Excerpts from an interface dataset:
***

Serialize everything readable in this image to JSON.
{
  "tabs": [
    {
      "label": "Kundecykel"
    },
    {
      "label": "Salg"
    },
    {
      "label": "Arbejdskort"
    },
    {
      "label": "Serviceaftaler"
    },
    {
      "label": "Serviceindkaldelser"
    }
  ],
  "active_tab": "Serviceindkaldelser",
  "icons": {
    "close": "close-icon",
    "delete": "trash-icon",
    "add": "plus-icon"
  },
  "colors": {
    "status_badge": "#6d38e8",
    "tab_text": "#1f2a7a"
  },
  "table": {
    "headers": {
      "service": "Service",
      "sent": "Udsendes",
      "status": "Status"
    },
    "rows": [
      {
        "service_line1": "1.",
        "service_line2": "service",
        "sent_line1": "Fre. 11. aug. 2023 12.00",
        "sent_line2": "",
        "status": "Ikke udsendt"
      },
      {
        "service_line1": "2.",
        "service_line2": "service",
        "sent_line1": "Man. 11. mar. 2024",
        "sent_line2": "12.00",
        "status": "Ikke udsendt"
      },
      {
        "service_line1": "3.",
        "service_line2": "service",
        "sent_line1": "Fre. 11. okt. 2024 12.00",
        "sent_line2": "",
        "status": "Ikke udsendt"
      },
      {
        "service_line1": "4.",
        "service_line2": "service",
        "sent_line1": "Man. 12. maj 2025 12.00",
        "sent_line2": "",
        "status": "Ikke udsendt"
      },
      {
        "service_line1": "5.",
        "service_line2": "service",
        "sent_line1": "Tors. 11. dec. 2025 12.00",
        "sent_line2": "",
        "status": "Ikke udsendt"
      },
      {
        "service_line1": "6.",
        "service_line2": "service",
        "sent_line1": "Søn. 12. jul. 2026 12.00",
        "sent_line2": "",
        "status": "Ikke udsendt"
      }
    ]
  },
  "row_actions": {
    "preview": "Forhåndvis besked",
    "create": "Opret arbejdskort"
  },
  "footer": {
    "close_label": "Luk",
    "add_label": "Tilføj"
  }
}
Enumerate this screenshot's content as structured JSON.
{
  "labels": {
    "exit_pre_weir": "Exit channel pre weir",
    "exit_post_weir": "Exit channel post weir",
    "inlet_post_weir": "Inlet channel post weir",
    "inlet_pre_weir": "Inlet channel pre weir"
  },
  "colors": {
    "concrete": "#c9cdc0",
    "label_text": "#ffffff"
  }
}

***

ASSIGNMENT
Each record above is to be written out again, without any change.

OUTPUT OF THE TASK
Serialize everything readable in this image to JSON.
{
  "tabs": [
    {
      "label": "Kundecykel"
    },
    {
      "label": "Salg"
    },
    {
      "label": "Arbejdskort"
    },
    {
      "label": "Serviceaftaler"
    },
    {
      "label": "Serviceindkaldelser"
    }
  ],
  "active_tab": "Serviceindkaldelser",
  "icons": {
    "close": "close-icon",
    "delete": "trash-icon",
    "add": "plus-icon"
  },
  "colors": {
    "status_badge": "#6d38e8",
    "tab_text": "#1f2a7a"
  },
  "table": {
    "headers": {
      "service": "Service",
      "sent": "Udsendes",
      "status": "Status"
    },
    "rows": [
      {
        "service_line1": "1.",
        "service_line2": "service",
        "sent_line1": "Fre. 11. aug. 2023 12.00",
        "sent_line2": "",
        "status": "Ikke udsendt"
      },
      {
        "service_line1": "2.",
        "service_line2": "service",
        "sent_line1": "Man. 11. mar. 2024",
        "sent_line2": "12.00",
        "status": "Ikke udsendt"
      },
      {
        "service_line1": "3.",
        "service_line2": "service",
        "sent_line1": "Fre. 11. okt. 2024 12.00",
        "sent_line2": "",
        "status": "Ikke udsendt"
      },
      {
        "service_line1": "4.",
        "service_line2": "service",
        "sent_line1": "Man. 12. maj 2025 12.00",
        "sent_line2": "",
        "status": "Ikke udsendt"
      },
      {
        "service_line1": "5.",
        "service_line2": "service",
        "sent_line1": "Tors. 11. dec. 2025 12.00",
        "sent_line2": "",
        "status": "Ikke udsendt"
      },
      {
        "service_line1": "6.",
        "service_line2": "service",
        "sent_line1": "Søn. 12. jul. 2026 12.00",
        "sent_line2": "",
        "status": "Ikke udsendt"
      }
    ]
  },
  "row_actions": {
    "preview": "Forhåndvis besked",
    "create": "Opret arbejdskort"
  },
  "footer": {
    "close_label": "Luk",
    "add_label": "Tilføj"
  }
}
Enumerate this screenshot's content as structured JSON.
{
  "labels": {
    "exit_pre_weir": "Exit channel pre weir",
    "exit_post_weir": "Exit channel post weir",
    "inlet_post_weir": "Inlet channel post weir",
    "inlet_pre_weir": "Inlet channel pre weir"
  },
  "colors": {
    "concrete": "#c9cdc0",
    "label_text": "#ffffff"
  }
}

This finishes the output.